THE sun was shining down on me. Technically it was shining on lots of people around me too, and, I suppose, my half of the globe, but I play the lead role of the story of my life. Probably because Chris Hemsworth was unavailable.
The point is, I was in a good, if slightly sweaty, mood, heading across a courtyard on my way to work, and feeling at the top of my game. Yes, I play my game near the top end of the non-league rankings, but that is irrelevant. I felt I could take anything on – an interview with Donald Trump, Brexit negotiations, a difficult Branston pickle jar lid, anything.
I spotted a family of three generations – grandmother, mother, and two small daughters – bobbling around the courtyard looking both lost and trouble. In a spirit of almost lunatic optimism, they approached a backpack-wearing olive-skinned pedestrian and asked for directions to a nearby office operated by HM Government.
“¿Que?” replied the pedestrian, inevitably. It was obvious that they needed my help, difficult as it is to imagine a situation in which my involvement would improve matters.
I stepped in. “Excuse me, I know where you need to go. See that passage over there, on the left hand side? Just walk through it, and carry on in that direction and it’ll take you to the office.”
I am not sure how much clearer I could have been. You understand those instructions.

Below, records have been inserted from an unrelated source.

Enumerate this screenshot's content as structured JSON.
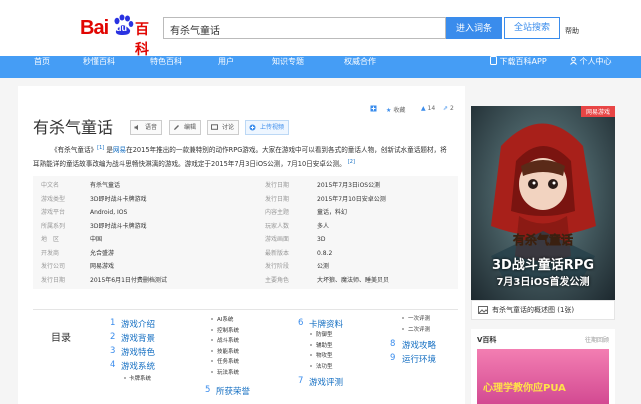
{
  "header": {
    "logo_bai": "Bai",
    "logo_du": "du",
    "logo_baike": "百科",
    "search_value": "有杀气童话",
    "enter_button": "进入词条",
    "site_search_button": "全站搜索",
    "help": "帮助"
  },
  "nav": {
    "items": [
      "首页",
      "秒懂百科",
      "特色百科",
      "用户",
      "知识专题",
      "权威合作"
    ],
    "download": "下载百科APP",
    "user_center": "个人中心"
  },
  "article": {
    "title": "有杀气童话",
    "tools": [
      "语音",
      "编辑",
      "讨论",
      "上传视频"
    ],
    "stats": {
      "collect": "收藏",
      "likes": "14",
      "shares": "2"
    },
    "intro_quote": "《有杀气童话》",
    "intro_ref1": "[1]",
    "intro_is": "是",
    "intro_link": "网易",
    "intro_text": "在2015年推出的一款兼特别的动作RPG游戏。大家在游戏中可以看到各式的童话人物，创新试水童话题材，将耳熟能详的童话故事改编为战斗思畅快淋漓的游戏。游戏定于2015年7月3日iOS公测，7月10日安卓公测。",
    "intro_ref2": "[2]"
  },
  "info_left": [
    {
      "label": "中文名",
      "value": "有杀气童话"
    },
    {
      "label": "游戏类型",
      "value": "3D即时战斗卡牌游戏"
    },
    {
      "label": "游戏平台",
      "value": "Android, IOS"
    },
    {
      "label": "所属系列",
      "value": "3D即时战斗卡牌游戏"
    },
    {
      "label": "地　区",
      "value": "中国"
    },
    {
      "label": "开发商",
      "value": "允合盛游"
    },
    {
      "label": "发行公司",
      "value": "网易游戏"
    },
    {
      "label": "发行日期",
      "value": "2015年6月1日付费删档测试"
    }
  ],
  "info_right": [
    {
      "label": "发行日期",
      "value": "2015年7月3日iOS公测"
    },
    {
      "label": "发行日期",
      "value": "2015年7月10日安卓公测"
    },
    {
      "label": "内容主题",
      "value": "童话，料幻"
    },
    {
      "label": "玩家人数",
      "value": "多人"
    },
    {
      "label": "游戏画面",
      "value": "3D"
    },
    {
      "label": "最新版本",
      "value": "0.8.2"
    },
    {
      "label": "发行阶段",
      "value": "公测"
    },
    {
      "label": "主要角色",
      "value": "大坏狼、魔法师、睡美贝贝"
    }
  ],
  "toc": {
    "title": "目录",
    "col1": [
      {
        "num": "1",
        "label": "游戏介绍"
      },
      {
        "num": "2",
        "label": "游戏背景"
      },
      {
        "num": "3",
        "label": "游戏特色"
      },
      {
        "num": "4",
        "label": "游戏系统"
      }
    ],
    "col1_sub": "卡牌系统",
    "col2_subs": [
      "AI系统",
      "控制系统",
      "战斗系统",
      "技能系统",
      "任务系统",
      "玩法系统"
    ],
    "col2_item": {
      "num": "5",
      "label": "所获荣誉"
    },
    "col3": [
      {
        "num": "6",
        "label": "卡牌资料"
      },
      {
        "num": "7",
        "label": "游戏评测"
      }
    ],
    "col3_subs": [
      "防御型",
      "辅助型",
      "物攻型",
      "法功型"
    ],
    "col4_subs": [
      "一次评测",
      "二次评测"
    ],
    "col4": [
      {
        "num": "8",
        "label": "游戏攻略"
      },
      {
        "num": "9",
        "label": "运行环境"
      }
    ]
  },
  "ad": {
    "badge": "网易游戏",
    "title1": "3D战斗童话RPG",
    "title2": "7月3日iOS首发公测",
    "caption": "有杀气童话的概述图 (1张)"
  },
  "vbaike": {
    "title": "V百科",
    "link": "往期回顾",
    "banner_text": "心理学教你应PUA"
  },
  "colors": {
    "nav_bg": "#459df5",
    "accent": "#3a8cec",
    "brand_red": "#e10602"
  }
}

There was no “take the second right after where t’Dog And Duck used to be and make sure thy ankles are widdershins, or treadle will be put out o’skew… No, wait, not Dog and Duck, t’old Farmer’s Arms” of the sort that I always get when I ask for directions.
They definitely took in the directions I gave them and did not glaze over at all. They headed towards the passage on the left hand side, and I headed towards the passage on the right hand side satisfied that I had done a good turn.
We exited our respective passages at the same time, and I looked down the road proudly at my fledglings. The pride did not last long. The grandmother wanted to turn left, the mother wanted to turn right, and the children were doing rapid laps of the adults.
I had given them a clear two-step itinerary, and somehow both adults had forgotten the second of the two steps. Even I can remember two steps and I’ve only just memorised my mobile phone number.
The worst part of me wanted to leave them to their fates. I owed them nothing. Worse, I had given them something and they had said, “Oh, that’s nice,” and then smashed it up in front of me, before setting fire to my house.
But they had children with them, and there is nothing worse than being lost while in charge of children, and that trumped whatever goonery they had visited upon me. I gritted my teeth and headed towards them.
“Hello, me again,” I said, as if they couldn’t see or remember me. Belt and braces. “Sorry, I should have been more clear,” I lied. I was not sorry and I could not have been more clear.
“Yes,” I said. “It’s just down there. Can you see that building with the big sign on it?” I pointed, extending my index finger further than it had ever been extended.
Their eyes went everywhere apart from where I was pointing.
“Which big sign do you mean?” asked the grandmother, on a road on which there is only one big sign.
I felt I was getting more purchase with the mother. “Can you see it?” I pleaded.
“That one down there?” she said.
“Yes! Brilliant! Well, it’s not that building, it’s the one after it. See? Dead easy.”
They thanked me again and went on their way, following the direction I had pointed out to them. I hung back and watched them as they slowly edged into the distance, getting closer to the building with the big sign, the two girls orbiting the adults like hyperactive moons.
I felt pretty good about myself. I had helped somebody and gone the extra mile to help them again. And given them the correct directions. I felt like a proper grown-up…
And then they turned left before they reached the building with the big sign, and I have no idea where they ended up. They’re probably still looking for that office.
Some people aren’t worth helping.